BLOOMINGTON, Minn. (FOX 9) - A Delta pilot is now charged for allegedly attempting to fly a plane while under the influence last month at the Minneapolis-St. Paul International Airport, according to the criminal complaint.
Gabriel Lyle Schroeder, 37, of Rosemount, Minnesota is charged with two gross misdemeanors for attempting to operate an aircraft while under the influence.
According to the complaint, around 10:30 a.m. on July 30, investigators noticed a pilot, later identified as Schroeder, appear surprised when he encountered additional screening at a Delta crew entrance. When the supervisor asked Schroeder to put his bag on the table, Schroeder said he wasn't ready to be screened yet and left the area.

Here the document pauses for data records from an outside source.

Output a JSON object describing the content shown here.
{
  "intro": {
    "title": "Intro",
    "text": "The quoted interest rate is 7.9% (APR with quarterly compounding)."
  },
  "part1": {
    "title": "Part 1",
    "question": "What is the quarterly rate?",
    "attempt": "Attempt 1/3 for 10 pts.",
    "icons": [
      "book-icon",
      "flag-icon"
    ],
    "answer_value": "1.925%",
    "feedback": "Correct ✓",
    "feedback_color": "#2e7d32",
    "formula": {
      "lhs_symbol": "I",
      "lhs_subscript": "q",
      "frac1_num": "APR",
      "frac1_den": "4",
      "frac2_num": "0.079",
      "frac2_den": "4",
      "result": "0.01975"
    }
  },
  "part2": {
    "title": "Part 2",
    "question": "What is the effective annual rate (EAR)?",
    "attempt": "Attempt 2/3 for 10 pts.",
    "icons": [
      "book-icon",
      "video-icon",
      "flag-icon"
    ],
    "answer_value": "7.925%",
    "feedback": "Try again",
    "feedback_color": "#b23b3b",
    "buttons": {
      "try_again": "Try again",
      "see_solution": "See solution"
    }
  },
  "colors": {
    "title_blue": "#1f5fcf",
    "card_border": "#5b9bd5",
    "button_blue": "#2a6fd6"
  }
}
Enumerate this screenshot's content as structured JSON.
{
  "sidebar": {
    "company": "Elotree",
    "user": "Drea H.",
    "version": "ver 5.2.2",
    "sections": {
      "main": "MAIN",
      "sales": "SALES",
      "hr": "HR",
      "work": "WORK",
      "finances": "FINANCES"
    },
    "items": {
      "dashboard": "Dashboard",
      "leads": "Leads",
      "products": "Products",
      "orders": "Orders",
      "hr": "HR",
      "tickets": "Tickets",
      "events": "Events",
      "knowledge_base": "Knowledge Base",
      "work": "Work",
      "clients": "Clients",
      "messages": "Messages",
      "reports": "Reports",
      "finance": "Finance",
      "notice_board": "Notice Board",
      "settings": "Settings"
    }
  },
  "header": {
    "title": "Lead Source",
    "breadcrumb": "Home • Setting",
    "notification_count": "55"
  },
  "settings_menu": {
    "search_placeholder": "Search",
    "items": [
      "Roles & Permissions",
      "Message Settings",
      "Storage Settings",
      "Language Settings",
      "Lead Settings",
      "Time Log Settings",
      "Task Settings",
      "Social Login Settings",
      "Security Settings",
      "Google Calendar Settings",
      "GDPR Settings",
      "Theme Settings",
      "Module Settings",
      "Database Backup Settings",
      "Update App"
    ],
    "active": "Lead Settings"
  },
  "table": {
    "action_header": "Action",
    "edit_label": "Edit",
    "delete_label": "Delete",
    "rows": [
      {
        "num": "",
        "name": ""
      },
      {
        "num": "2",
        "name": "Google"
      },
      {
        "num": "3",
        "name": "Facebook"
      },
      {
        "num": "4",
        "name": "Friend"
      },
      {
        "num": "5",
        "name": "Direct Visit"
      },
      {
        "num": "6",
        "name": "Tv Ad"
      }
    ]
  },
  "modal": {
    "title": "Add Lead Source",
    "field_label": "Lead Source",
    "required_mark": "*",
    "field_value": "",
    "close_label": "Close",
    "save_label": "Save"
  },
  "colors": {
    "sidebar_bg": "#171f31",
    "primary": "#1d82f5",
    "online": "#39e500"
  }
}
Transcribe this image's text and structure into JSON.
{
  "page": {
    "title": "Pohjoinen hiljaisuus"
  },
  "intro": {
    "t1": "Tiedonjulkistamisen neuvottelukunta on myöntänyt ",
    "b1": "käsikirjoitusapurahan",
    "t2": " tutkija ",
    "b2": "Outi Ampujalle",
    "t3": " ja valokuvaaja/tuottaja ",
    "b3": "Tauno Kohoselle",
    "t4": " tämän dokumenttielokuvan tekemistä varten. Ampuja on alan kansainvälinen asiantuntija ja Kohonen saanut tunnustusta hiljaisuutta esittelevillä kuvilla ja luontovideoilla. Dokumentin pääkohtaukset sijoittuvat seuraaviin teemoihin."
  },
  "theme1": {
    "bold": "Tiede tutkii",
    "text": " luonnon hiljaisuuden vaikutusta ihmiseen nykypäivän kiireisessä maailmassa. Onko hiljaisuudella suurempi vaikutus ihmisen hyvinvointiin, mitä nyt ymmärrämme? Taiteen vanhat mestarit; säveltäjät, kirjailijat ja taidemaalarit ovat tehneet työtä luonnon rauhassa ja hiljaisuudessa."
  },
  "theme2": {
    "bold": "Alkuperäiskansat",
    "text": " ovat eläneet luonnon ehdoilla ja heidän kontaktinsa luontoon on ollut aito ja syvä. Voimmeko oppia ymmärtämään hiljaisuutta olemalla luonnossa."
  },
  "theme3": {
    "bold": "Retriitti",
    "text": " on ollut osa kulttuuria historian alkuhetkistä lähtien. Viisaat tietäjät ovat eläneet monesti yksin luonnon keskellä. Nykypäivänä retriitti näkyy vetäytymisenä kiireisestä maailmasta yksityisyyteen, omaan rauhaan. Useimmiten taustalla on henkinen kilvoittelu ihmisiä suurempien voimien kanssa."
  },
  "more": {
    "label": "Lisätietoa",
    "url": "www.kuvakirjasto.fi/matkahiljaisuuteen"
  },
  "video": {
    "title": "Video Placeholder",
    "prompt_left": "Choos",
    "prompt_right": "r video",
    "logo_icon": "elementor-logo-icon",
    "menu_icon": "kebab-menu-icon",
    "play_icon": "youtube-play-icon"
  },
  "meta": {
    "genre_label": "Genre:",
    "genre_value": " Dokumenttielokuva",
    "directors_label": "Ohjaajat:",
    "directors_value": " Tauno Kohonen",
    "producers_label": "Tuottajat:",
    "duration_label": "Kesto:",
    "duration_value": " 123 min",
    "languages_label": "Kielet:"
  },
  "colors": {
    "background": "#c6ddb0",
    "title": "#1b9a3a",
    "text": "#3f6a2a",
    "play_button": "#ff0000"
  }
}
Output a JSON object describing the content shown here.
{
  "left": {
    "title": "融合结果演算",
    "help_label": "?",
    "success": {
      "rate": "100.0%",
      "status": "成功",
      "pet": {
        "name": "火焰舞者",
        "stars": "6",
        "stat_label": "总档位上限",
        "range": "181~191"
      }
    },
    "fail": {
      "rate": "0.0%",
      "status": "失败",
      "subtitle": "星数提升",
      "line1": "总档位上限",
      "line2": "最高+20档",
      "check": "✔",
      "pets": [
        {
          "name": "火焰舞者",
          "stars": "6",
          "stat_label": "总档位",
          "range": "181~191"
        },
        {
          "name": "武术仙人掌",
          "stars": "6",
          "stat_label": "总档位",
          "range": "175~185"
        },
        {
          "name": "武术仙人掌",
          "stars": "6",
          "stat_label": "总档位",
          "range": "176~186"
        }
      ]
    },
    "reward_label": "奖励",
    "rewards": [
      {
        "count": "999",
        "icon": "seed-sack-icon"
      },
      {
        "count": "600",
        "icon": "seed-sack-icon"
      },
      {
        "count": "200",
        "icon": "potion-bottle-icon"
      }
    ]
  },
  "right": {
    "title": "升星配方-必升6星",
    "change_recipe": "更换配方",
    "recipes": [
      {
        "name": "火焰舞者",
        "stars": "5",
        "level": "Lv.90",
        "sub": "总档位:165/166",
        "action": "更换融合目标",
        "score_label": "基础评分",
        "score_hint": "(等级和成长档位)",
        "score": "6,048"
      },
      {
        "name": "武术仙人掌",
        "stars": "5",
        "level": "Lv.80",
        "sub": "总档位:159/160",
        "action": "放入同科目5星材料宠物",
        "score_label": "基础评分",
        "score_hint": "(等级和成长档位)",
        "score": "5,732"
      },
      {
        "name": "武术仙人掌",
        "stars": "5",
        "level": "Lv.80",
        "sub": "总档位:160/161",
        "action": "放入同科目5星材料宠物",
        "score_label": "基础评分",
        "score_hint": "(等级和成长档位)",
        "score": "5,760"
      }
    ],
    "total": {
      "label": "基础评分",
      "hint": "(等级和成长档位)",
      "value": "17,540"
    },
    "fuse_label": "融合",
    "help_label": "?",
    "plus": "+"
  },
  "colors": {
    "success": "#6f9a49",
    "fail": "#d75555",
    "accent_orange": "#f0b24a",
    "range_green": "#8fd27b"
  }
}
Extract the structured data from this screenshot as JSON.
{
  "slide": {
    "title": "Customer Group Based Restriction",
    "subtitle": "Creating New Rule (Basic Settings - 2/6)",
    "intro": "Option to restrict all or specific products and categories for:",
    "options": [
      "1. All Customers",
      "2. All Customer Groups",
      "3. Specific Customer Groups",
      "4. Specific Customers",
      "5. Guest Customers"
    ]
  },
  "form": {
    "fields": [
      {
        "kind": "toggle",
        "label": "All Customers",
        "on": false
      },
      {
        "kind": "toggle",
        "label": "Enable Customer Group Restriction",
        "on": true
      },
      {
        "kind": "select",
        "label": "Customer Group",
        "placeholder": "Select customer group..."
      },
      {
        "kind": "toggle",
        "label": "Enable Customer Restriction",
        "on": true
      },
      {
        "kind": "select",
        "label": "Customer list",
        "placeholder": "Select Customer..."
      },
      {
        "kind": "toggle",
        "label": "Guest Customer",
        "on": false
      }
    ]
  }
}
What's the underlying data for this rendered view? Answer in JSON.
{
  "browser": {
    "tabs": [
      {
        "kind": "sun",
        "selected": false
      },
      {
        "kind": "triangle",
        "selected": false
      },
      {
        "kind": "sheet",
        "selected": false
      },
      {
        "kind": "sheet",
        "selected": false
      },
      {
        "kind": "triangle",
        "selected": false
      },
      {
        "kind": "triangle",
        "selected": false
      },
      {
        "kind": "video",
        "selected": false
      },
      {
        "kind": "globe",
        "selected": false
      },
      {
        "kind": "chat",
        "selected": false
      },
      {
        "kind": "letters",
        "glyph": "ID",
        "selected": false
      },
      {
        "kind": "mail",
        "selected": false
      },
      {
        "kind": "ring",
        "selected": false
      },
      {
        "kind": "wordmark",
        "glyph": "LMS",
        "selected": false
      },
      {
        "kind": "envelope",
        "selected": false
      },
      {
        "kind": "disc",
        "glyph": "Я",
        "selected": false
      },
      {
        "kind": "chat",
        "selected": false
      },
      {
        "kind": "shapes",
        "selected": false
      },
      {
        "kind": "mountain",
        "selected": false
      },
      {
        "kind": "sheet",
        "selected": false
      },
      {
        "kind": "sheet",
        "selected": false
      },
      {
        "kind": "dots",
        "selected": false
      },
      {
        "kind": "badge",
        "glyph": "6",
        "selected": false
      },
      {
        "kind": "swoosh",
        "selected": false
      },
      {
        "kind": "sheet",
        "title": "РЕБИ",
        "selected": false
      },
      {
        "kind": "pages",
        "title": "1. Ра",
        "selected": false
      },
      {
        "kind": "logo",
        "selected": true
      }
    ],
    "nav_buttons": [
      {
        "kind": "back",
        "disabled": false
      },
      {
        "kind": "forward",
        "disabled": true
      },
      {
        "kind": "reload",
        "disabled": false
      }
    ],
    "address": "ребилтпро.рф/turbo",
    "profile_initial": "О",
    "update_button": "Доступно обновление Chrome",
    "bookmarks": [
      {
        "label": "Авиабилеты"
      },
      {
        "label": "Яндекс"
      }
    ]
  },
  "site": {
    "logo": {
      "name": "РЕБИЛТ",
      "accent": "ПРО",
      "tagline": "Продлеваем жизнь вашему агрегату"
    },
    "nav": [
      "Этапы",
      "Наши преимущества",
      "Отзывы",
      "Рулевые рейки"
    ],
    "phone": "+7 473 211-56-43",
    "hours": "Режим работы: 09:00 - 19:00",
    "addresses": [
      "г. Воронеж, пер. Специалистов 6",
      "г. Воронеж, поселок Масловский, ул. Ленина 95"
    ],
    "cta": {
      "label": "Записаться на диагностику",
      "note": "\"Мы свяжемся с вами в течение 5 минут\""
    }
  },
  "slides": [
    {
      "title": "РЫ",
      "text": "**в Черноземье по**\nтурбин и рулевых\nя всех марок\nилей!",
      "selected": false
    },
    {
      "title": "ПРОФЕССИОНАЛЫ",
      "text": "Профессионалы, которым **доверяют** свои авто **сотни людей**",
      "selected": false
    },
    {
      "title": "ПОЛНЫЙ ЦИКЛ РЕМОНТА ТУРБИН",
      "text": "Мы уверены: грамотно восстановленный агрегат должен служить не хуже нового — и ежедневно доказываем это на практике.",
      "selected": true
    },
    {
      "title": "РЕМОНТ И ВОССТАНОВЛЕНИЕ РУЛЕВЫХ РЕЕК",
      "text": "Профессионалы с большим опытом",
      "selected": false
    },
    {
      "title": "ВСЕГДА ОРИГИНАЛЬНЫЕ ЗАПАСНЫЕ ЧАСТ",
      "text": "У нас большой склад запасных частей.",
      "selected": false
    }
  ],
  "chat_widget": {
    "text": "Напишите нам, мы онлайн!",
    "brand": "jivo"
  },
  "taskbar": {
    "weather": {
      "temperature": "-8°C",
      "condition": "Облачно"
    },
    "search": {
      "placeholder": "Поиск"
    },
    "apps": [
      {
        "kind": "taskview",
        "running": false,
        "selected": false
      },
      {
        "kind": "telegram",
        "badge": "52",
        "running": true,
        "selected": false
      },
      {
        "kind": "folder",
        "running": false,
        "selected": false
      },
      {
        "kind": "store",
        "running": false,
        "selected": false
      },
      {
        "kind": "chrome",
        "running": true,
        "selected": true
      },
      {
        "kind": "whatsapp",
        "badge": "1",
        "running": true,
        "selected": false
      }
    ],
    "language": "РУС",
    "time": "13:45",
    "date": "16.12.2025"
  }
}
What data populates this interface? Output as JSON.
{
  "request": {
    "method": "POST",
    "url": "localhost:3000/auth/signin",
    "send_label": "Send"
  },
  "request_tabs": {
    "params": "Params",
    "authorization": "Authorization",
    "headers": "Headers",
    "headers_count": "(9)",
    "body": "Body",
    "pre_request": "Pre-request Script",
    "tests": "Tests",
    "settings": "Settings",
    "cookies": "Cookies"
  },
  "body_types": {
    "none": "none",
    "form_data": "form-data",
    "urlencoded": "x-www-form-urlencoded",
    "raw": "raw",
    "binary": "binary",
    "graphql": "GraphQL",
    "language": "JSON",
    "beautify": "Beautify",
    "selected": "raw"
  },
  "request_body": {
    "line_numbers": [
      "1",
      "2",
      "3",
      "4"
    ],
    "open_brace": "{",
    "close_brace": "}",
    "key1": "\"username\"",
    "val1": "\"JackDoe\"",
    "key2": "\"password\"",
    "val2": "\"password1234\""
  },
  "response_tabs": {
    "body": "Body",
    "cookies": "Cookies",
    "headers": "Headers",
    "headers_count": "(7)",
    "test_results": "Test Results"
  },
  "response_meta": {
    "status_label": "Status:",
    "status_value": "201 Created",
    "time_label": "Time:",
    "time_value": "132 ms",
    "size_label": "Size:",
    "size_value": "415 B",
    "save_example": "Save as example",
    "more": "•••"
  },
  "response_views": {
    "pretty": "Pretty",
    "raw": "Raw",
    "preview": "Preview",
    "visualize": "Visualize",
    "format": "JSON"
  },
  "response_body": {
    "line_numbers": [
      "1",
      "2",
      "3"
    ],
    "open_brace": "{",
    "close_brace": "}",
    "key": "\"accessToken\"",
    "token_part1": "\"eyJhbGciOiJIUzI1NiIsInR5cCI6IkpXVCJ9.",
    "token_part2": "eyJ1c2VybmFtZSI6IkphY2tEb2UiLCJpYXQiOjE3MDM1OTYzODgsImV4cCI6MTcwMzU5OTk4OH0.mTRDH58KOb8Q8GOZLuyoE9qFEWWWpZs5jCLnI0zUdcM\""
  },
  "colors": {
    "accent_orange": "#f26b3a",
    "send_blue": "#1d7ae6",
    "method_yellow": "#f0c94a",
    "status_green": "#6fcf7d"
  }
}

Due to his behavior, the supervisor believed Schroeder had a prohibited item in his bag.
When Schroeder returned to screening, he claimed he went to the Delta crew room because he forgot his iPad.
Investigators later learned Schroeder did not go to the crew room, but instead went into a restroom. Inside, detectives found an unopened 1.75-liter bottle of Philips vodka in the trash.
That day Schroeder was scheduled to fly to San Diego.
Investigators found him in the cockpit, sitting the first officer's chair, speaking with the captain. Schroeder agreed to talk to the officials, but he appeared to start "sweating and shaking." During their conversation, the investigators noticed the faint smell of alcohol on his breath. He blew a .065 on a preliminary breath test and was arrested.
In an interview, Schroeder confessed the vodka bottle found in the bathroom was his and that he threw it out when he saw the extra screening. He also admitted the night before around 6 p.m. he had one beer and three vodka drinks.
A blood draw taken from Schroeder at 1:10 p.m. showed a blood alcohol concentration of .027. Officials with the Bureau of Criminal Apprehension believe he likely had a concentration between .04 to .08 when he was in the cockpit.
Delta Airlines has a no tolerance policy for violation.